TASK OBJECTIVE:
Make an exact copy of every entry.

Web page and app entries
● ● ● ● ● ● ●

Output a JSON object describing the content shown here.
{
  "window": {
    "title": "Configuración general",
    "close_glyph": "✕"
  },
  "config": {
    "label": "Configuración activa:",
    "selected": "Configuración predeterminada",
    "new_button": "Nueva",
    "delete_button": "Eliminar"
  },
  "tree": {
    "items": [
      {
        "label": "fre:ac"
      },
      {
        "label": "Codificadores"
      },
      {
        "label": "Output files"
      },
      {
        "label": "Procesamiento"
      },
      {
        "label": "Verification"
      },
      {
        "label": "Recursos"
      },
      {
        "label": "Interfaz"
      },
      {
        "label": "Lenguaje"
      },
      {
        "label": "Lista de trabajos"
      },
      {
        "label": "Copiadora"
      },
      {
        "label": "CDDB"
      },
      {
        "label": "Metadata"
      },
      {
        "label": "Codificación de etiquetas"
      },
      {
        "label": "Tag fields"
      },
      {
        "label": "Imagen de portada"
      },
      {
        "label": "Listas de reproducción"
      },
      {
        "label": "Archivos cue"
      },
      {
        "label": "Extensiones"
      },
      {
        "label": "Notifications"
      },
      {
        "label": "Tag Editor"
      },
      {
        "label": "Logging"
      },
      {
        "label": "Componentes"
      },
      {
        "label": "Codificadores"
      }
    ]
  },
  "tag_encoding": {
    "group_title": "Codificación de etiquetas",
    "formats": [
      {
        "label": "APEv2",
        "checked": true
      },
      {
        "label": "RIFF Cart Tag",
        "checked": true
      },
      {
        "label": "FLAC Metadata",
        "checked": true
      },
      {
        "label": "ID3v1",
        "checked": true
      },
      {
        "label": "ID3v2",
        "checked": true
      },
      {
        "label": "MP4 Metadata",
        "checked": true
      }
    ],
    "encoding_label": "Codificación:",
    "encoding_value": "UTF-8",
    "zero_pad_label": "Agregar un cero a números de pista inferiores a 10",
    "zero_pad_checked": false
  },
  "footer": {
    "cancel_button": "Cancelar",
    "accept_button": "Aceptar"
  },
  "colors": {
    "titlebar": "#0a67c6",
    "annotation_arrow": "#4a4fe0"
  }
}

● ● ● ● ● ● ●

RESPONSE:
Output a JSON object describing the content shown here.
{
  "window": {
    "title": "Configuración general",
    "close_glyph": "✕"
  },
  "config": {
    "label": "Configuración activa:",
    "selected": "Configuración predeterminada",
    "new_button": "Nueva",
    "delete_button": "Eliminar"
  },
  "tree": {
    "items": [
      {
        "label": "fre:ac"
      },
      {
        "label": "Codificadores"
      },
      {
        "label": "Output files"
      },
      {
        "label": "Procesamiento"
      },
      {
        "label": "Verification"
      },
      {
        "label": "Recursos"
      },
      {
        "label": "Interfaz"
      },
      {
        "label": "Lenguaje"
      },
      {
        "label": "Lista de trabajos"
      },
      {
        "label": "Copiadora"
      },
      {
        "label": "CDDB"
      },
      {
        "label": "Metadata"
      },
      {
        "label": "Codificación de etiquetas"
      },
      {
        "label": "Tag fields"
      },
      {
        "label": "Imagen de portada"
      },
      {
        "label": "Listas de reproducción"
      },
      {
        "label": "Archivos cue"
      },
      {
        "label": "Extensiones"
      },
      {
        "label": "Notifications"
      },
      {
        "label": "Tag Editor"
      },
      {
        "label": "Logging"
      },
      {
        "label": "Componentes"
      },
      {
        "label": "Codificadores"
      }
    ]
  },
  "tag_encoding": {
    "group_title": "Codificación de etiquetas",
    "formats": [
      {
        "label": "APEv2",
        "checked": true
      },
      {
        "label": "RIFF Cart Tag",
        "checked": true
      },
      {
        "label": "FLAC Metadata",
        "checked": true
      },
      {
        "label": "ID3v1",
        "checked": true
      },
      {
        "label": "ID3v2",
        "checked": true
      },
      {
        "label": "MP4 Metadata",
        "checked": true
      }
    ],
    "encoding_label": "Codificación:",
    "encoding_value": "UTF-8",
    "zero_pad_label": "Agregar un cero a números de pista inferiores a 10",
    "zero_pad_checked": false
  },
  "footer": {
    "cancel_button": "Cancelar",
    "accept_button": "Aceptar"
  },
  "colors": {
    "titlebar": "#0a67c6",
    "annotation_arrow": "#4a4fe0"
  }
}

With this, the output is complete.